BEGIN

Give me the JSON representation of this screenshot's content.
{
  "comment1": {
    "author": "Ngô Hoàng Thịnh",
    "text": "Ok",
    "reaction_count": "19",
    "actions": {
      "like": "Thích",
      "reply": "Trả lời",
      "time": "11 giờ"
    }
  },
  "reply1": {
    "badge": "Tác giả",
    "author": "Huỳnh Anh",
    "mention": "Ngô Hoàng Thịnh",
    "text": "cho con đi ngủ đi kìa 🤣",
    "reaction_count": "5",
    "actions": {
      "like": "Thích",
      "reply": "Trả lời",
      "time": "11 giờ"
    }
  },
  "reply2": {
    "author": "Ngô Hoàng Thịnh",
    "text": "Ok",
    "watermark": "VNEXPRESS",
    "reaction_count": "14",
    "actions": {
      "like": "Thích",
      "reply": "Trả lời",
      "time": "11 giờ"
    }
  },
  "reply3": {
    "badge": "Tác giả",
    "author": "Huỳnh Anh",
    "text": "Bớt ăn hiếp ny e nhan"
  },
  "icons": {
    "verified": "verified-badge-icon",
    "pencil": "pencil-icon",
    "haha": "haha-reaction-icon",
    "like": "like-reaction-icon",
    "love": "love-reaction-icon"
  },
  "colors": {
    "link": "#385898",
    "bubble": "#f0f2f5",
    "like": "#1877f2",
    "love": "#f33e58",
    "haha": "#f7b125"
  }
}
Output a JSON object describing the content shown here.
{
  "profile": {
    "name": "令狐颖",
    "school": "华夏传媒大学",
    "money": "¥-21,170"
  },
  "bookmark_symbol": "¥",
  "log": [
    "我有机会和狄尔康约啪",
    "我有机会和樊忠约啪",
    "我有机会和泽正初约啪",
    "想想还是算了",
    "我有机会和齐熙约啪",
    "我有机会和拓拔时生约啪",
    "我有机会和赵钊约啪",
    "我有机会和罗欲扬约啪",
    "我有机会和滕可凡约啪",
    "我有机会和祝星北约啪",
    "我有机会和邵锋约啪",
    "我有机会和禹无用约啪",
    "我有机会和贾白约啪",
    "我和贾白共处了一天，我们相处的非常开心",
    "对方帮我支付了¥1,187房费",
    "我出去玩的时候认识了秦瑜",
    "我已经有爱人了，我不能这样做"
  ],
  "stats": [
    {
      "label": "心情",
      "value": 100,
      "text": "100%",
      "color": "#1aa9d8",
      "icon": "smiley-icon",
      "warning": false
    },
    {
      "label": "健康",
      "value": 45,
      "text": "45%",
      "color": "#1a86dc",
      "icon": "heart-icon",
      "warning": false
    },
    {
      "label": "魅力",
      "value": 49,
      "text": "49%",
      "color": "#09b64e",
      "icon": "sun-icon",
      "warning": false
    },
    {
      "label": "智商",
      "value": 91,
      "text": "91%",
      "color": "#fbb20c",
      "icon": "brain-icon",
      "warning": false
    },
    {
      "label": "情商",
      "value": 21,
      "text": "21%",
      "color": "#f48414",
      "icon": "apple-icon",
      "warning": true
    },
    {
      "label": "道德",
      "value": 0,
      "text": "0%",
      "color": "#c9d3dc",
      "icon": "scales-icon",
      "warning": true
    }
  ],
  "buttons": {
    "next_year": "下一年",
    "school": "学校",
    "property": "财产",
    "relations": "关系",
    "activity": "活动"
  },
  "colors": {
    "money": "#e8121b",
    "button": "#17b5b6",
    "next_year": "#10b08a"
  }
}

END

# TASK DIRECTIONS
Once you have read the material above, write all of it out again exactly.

# EXERCISE RESPONSE
Give me the JSON representation of this screenshot's content.
{
  "comment1": {
    "author": "Ngô Hoàng Thịnh",
    "text": "Ok",
    "reaction_count": "19",
    "actions": {
      "like": "Thích",
      "reply": "Trả lời",
      "time": "11 giờ"
    }
  },
  "reply1": {
    "badge": "Tác giả",
    "author": "Huỳnh Anh",
    "mention": "Ngô Hoàng Thịnh",
    "text": "cho con đi ngủ đi kìa 🤣",
    "reaction_count": "5",
    "actions": {
      "like": "Thích",
      "reply": "Trả lời",
      "time": "11 giờ"
    }
  },
  "reply2": {
    "author": "Ngô Hoàng Thịnh",
    "text": "Ok",
    "watermark": "VNEXPRESS",
    "reaction_count": "14",
    "actions": {
      "like": "Thích",
      "reply": "Trả lời",
      "time": "11 giờ"
    }
  },
  "reply3": {
    "badge": "Tác giả",
    "author": "Huỳnh Anh",
    "text": "Bớt ăn hiếp ny e nhan"
  },
  "icons": {
    "verified": "verified-badge-icon",
    "pencil": "pencil-icon",
    "haha": "haha-reaction-icon",
    "like": "like-reaction-icon",
    "love": "love-reaction-icon"
  },
  "colors": {
    "link": "#385898",
    "bubble": "#f0f2f5",
    "like": "#1877f2",
    "love": "#f33e58",
    "haha": "#f7b125"
  }
}
Output a JSON object describing the content shown here.
{
  "profile": {
    "name": "令狐颖",
    "school": "华夏传媒大学",
    "money": "¥-21,170"
  },
  "bookmark_symbol": "¥",
  "log": [
    "我有机会和狄尔康约啪",
    "我有机会和樊忠约啪",
    "我有机会和泽正初约啪",
    "想想还是算了",
    "我有机会和齐熙约啪",
    "我有机会和拓拔时生约啪",
    "我有机会和赵钊约啪",
    "我有机会和罗欲扬约啪",
    "我有机会和滕可凡约啪",
    "我有机会和祝星北约啪",
    "我有机会和邵锋约啪",
    "我有机会和禹无用约啪",
    "我有机会和贾白约啪",
    "我和贾白共处了一天，我们相处的非常开心",
    "对方帮我支付了¥1,187房费",
    "我出去玩的时候认识了秦瑜",
    "我已经有爱人了，我不能这样做"
  ],
  "stats": [
    {
      "label": "心情",
      "value": 100,
      "text": "100%",
      "color": "#1aa9d8",
      "icon": "smiley-icon",
      "warning": false
    },
    {
      "label": "健康",
      "value": 45,
      "text": "45%",
      "color": "#1a86dc",
      "icon": "heart-icon",
      "warning": false
    },
    {
      "label": "魅力",
      "value": 49,
      "text": "49%",
      "color": "#09b64e",
      "icon": "sun-icon",
      "warning": false
    },
    {
      "label": "智商",
      "value": 91,
      "text": "91%",
      "color": "#fbb20c",
      "icon": "brain-icon",
      "warning": false
    },
    {
      "label": "情商",
      "value": 21,
      "text": "21%",
      "color": "#f48414",
      "icon": "apple-icon",
      "warning": true
    },
    {
      "label": "道德",
      "value": 0,
      "text": "0%",
      "color": "#c9d3dc",
      "icon": "scales-icon",
      "warning": true
    }
  ],
  "buttons": {
    "next_year": "下一年",
    "school": "学校",
    "property": "财产",
    "relations": "关系",
    "activity": "活动"
  },
  "colors": {
    "money": "#e8121b",
    "button": "#17b5b6",
    "next_year": "#10b08a"
  }
}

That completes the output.